Telemedicine was found to be an effective tool in reducing alcohol consumption and increasing patients’ accessibility to health care services or health providers. The group of articles for analysis suggested that telemedicine may be effective in reducing health care costs and improving the patient’s quality of life. Although telemedicine shows promise as an effective way to manage alcohol-related disorders, it should be further investigated before implementation.

The full article can be downloaded below.  

Name: 
Anna

How Telepsychiatry Is Improving Access to Mental Health Care

January 23, 2020

How Telepsychiatry Is Improving Access to Mental Health Care

As an adolescent healthcare provider at Seattle Children’s Hospital, where she sees youths facing issues such as eating disorders and gender dysphoria, Evans has kept those concerns top of mind since joining the faculty in 2011.

“I knew that I wanted to try to serve more rural patients,” she says. “I understand the needs in these communities.”

Remote areas often lack specialists to provide counseling and intervention: A 2017 Merritt Hawkins report found 77 percent of U.S. counties reported a severe shortage of psychiatrists. The Association of American Medical Colleges notes that nearly two-thirds of practicing psychiatrists are 55 or older, setting the stage for a substantial retirement drain.

Meanwhile, 1 in 5 Americans will experience a mental illness in a given year, federal data shows.

It’s why Evans and some colleagues are using videoconferencing technology to reach patients outside a clinic’s walls. Seattle Children’s offers telepsychiatry services not only in Washington state but also in Alaska, Idaho, Montana and Wyoming.

The full HealthTech article can be viewed at this link.  

Name: 
Anna

Nine Experts On The Trends That Changed Healthtech In The Last Decade, And The Innovations To Expect By 2030

January 16, 2020

Nine Experts On The Trends That Changed Healthtech In The Last Decade, And The Innovations To Expect By 2030

As we enter 2020, it seems like a good moment to reflect on how technology has reshaped the way we think about, and deliver, healthcare in the last 10 years, and to look forward to the innovations that might transform our sector in the decade ahead. 

I asked some of my peers to share their views on the biggest developments in digital health during the 2010s, and their predictions for what the 2020s will bring.

The full Forbes article can be viewed at this link.  

Name: 
Anna

Cigna Expands MDLive Telehealth Partnership To Primary Care

January 13, 2020

Cigna Expands MDLive Telehealth Partnership To Primary Care

Health insurance giant Cigna is expanding online access to primary care physicians via its telehealth partner MDLive for the insurer’s employer-sponsored plan clients.

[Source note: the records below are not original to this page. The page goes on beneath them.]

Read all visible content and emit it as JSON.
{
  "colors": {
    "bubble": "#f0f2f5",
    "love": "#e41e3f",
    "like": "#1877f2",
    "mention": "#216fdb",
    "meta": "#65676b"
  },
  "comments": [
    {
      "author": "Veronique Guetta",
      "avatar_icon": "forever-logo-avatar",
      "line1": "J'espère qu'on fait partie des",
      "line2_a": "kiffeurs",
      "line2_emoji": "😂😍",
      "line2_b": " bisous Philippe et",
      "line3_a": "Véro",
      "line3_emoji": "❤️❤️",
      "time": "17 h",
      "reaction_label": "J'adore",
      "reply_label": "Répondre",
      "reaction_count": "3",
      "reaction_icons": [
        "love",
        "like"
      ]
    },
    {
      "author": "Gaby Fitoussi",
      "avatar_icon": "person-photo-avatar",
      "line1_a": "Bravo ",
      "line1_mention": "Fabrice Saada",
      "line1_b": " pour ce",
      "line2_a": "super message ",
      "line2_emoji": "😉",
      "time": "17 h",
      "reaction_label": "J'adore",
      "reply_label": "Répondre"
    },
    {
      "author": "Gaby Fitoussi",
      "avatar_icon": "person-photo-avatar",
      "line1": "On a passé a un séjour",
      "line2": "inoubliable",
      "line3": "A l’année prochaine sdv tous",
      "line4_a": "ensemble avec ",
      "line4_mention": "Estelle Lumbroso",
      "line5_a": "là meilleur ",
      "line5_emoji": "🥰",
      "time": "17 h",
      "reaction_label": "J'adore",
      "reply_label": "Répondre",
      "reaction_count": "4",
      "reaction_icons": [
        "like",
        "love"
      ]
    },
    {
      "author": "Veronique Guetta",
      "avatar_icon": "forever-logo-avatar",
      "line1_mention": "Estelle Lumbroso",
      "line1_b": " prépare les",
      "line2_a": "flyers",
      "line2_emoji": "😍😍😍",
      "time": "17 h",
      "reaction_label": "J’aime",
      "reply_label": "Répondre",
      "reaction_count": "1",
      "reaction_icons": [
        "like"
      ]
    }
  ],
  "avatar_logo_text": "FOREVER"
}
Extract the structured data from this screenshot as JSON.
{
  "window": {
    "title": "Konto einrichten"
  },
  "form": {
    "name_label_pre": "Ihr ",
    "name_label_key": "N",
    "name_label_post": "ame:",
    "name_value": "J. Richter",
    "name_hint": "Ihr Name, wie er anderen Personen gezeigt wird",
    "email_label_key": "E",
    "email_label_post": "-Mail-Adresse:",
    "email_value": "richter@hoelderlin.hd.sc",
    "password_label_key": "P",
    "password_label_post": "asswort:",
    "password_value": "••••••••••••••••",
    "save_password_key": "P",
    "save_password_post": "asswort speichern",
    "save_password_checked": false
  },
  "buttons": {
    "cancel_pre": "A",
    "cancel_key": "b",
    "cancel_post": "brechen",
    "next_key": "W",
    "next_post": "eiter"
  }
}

The move is significant because it greatly expands the use of telehealth and “virtual access” to doctors from the already existing behavioral health and urgent care services MDLive offers Cigna employer-sponsored health plan enrollees. The existing efforts could be considered more as a way to help patients avoid an unnecessary trip to the emergency room or get someone with mental health access quickly to avoid an adverse mental health outcome.

But with a primary health offering from MDLive, executives involved say Cigna is helping doctors more proactively manage the employee’s health, beginning with wellness screenings. MDLive says Cigna will be its first health insurer partner to “offer virtual care for preventive checkups, beginning in the second quarter of 2020.” The deal is a big one for MDLive, which is amid a competitive environment of telehealth companies that include American Well, Teladoc, Doctor On Demand and a host of other companies that include startups.

The full Forbes article can be viewed at this link.

Name: 
Anna

The Rise of the Data-Driven Physician

January 11, 2020

 The Rise of the Data-Driven Physician

Since its inception, the Stanford Medicine Health Trends Report has examined the most consequential developments and technologies that are changing health care delivery. Our 2020 report describes a health care sector that is undergoing seismic shifts, fueled by a maturing digital health market, new health laws that accelerate data sharing, and regulatory traction for artificial intelligence in medicine.

The full report can be downloaded below.  

Name: 
Anna